GREarth's radar mosaic is a 1km resolution, CONUS-wide, lowest altitude mosaic of high resolution Level III data that updates every 5 minutes. It is available in raw and quality controlled format. Basic specifications:
GREarth's radar mosaic is created from the 0.5° radar tilt. It is sampled every 1km. The use of the lowest tilt preserves critical low-level features such as hooks and outflow boundaries. The result is a high quality, high resolution mosaic that rivals dedicated Level III radar programs. For example, here is an example of a hook as shown in GRLevel3:
And here is the same hook as shown in GREarth:
GREarth uses a multiresolution tiled architecture to reduce bandwidth usage. The base radar mosaic is a 5440x3280 array of 1km samples. This base mosaic is broken up into 512x512 tiles so that only the region you're viewing needs to be downloaded. In addition, the GREarth server derives power-averaged 2km and 4km tiled arrays. GREarth switches between the various resolutions automatically based on the view zoom level.

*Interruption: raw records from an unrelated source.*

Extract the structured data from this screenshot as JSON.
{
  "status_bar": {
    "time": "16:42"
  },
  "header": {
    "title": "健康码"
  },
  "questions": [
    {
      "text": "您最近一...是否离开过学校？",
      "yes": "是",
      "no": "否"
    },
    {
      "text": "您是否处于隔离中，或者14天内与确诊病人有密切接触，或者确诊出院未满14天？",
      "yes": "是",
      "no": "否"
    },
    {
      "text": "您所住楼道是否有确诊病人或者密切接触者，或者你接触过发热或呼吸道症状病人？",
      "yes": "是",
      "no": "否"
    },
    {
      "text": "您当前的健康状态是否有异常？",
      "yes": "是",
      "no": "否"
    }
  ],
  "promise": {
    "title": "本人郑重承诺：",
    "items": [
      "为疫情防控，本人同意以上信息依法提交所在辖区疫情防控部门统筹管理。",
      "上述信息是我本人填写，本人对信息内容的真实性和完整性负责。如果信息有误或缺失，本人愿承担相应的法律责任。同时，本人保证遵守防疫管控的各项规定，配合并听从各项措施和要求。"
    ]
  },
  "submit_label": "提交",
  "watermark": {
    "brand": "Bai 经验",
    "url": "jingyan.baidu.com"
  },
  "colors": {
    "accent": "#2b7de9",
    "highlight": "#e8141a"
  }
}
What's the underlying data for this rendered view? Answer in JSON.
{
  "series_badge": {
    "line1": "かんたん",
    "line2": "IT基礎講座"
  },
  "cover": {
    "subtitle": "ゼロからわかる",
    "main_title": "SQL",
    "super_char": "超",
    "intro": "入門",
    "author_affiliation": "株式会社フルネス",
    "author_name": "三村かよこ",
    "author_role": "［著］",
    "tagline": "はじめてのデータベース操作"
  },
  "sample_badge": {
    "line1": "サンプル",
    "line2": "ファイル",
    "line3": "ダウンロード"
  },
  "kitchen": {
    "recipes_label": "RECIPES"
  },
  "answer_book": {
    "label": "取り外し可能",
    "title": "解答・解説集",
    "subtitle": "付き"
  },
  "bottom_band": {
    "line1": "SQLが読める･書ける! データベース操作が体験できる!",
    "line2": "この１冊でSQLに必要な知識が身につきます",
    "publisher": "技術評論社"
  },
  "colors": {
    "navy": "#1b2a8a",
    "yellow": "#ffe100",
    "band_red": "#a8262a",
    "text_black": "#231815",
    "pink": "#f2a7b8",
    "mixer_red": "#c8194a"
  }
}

The GREarth server combines the raw radar mosaic with RUC temperature, RUC cloud base, and Echo Tops data to remove most of the ground clutter and anomalous propagation noise. For example, here is a raw radar view showing large areas of GC+AP:
And here is the same view after the QC algorithm has removed most of the false echoes:
GREarth shows significant storm attributes across the nation. These attributes are derived from the Storm Attribute table in the Level III Composite Reflectivity products. Here is an example of the storm attribute display:
The cell's position is given by the large, green triangle icon. The "2" in the hail icon indicates that the NEXRAD Hail Algorithm derived a MEHS of between 2 and 3 inches. The NEXRAD storm track is shown as a thin white line with tick marks at 15 minute intervals, for a total track length of one hour.
In order to reduce the large number of attributes generated by the NEXRAD algorithms, GREarth only shows intense cells. Those that meet any of the following criteria:
GREarth can apply precipitation typing to both the raw and QC radar data for display. The GREarth server generates a new precipitation type data field every five minutes by interpolating the RUC 13km model output. The algorithm is based on the Canadian "Energy" method that has been modified to produce probabilities for rain, freezing rain, sleet, and snow. These probabilities are combined with the radar mosaic in a novel rendering technique to show mixtures of types in real time. Here is an example showing all the precip types overlaid with METAR Present Weather icons:
The large blue area in the upper-left is all snow, the orange areas are sleet, red areas indicate freezing rain, and the regular reflectivity color area is all rain. At the current time, the precipitation typing algorithm is completely dependent on the accuracy of the RUC model.